Information supplied START

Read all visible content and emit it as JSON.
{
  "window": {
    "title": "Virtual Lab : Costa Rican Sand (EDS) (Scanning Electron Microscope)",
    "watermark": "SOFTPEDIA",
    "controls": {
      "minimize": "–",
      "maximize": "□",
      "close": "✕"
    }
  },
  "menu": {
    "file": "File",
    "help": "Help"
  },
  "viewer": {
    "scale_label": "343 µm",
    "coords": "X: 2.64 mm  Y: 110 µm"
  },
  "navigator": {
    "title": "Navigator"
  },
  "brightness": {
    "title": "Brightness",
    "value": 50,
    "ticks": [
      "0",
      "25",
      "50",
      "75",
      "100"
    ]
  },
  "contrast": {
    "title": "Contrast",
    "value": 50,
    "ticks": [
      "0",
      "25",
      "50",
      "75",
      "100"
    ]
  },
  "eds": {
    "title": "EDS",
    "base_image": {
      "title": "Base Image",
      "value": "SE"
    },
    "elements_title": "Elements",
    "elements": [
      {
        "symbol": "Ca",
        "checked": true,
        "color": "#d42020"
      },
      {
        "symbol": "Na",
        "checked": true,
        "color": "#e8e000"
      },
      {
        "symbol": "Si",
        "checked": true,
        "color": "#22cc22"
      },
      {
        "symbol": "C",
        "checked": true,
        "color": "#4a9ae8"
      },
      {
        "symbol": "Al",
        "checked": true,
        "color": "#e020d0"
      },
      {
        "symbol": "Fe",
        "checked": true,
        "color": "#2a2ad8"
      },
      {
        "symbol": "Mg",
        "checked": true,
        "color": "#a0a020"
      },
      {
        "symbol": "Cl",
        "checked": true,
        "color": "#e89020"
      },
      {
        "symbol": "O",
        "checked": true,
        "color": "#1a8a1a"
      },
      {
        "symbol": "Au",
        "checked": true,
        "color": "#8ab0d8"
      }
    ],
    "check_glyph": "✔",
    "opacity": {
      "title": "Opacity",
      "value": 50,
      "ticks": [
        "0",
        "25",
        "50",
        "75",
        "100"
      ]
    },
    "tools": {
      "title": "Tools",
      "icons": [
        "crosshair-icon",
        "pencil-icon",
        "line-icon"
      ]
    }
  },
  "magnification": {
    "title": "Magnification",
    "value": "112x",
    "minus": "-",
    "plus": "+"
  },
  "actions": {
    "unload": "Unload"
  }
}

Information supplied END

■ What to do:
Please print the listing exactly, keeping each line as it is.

■ Written solution:
Read all visible content and emit it as JSON.
{
  "window": {
    "title": "Virtual Lab : Costa Rican Sand (EDS) (Scanning Electron Microscope)",
    "watermark": "SOFTPEDIA",
    "controls": {
      "minimize": "–",
      "maximize": "□",
      "close": "✕"
    }
  },
  "menu": {
    "file": "File",
    "help": "Help"
  },
  "viewer": {
    "scale_label": "343 µm",
    "coords": "X: 2.64 mm  Y: 110 µm"
  },
  "navigator": {
    "title": "Navigator"
  },
  "brightness": {
    "title": "Brightness",
    "value": 50,
    "ticks": [
      "0",
      "25",
      "50",
      "75",
      "100"
    ]
  },
  "contrast": {
    "title": "Contrast",
    "value": 50,
    "ticks": [
      "0",
      "25",
      "50",
      "75",
      "100"
    ]
  },
  "eds": {
    "title": "EDS",
    "base_image": {
      "title": "Base Image",
      "value": "SE"
    },
    "elements_title": "Elements",
    "elements": [
      {
        "symbol": "Ca",
        "checked": true,
        "color": "#d42020"
      },
      {
        "symbol": "Na",
        "checked": true,
        "color": "#e8e000"
      },
      {
        "symbol": "Si",
        "checked": true,
        "color": "#22cc22"
      },
      {
        "symbol": "C",
        "checked": true,
        "color": "#4a9ae8"
      },
      {
        "symbol": "Al",
        "checked": true,
        "color": "#e020d0"
      },
      {
        "symbol": "Fe",
        "checked": true,
        "color": "#2a2ad8"
      },
      {
        "symbol": "Mg",
        "checked": true,
        "color": "#a0a020"
      },
      {
        "symbol": "Cl",
        "checked": true,
        "color": "#e89020"
      },
      {
        "symbol": "O",
        "checked": true,
        "color": "#1a8a1a"
      },
      {
        "symbol": "Au",
        "checked": true,
        "color": "#8ab0d8"
      }
    ],
    "check_glyph": "✔",
    "opacity": {
      "title": "Opacity",
      "value": 50,
      "ticks": [
        "0",
        "25",
        "50",
        "75",
        "100"
      ]
    },
    "tools": {
      "title": "Tools",
      "icons": [
        "crosshair-icon",
        "pencil-icon",
        "line-icon"
      ]
    }
  },
  "magnification": {
    "title": "Magnification",
    "value": "112x",
    "minus": "-",
    "plus": "+"
  },
  "actions": {
    "unload": "Unload"
  }
}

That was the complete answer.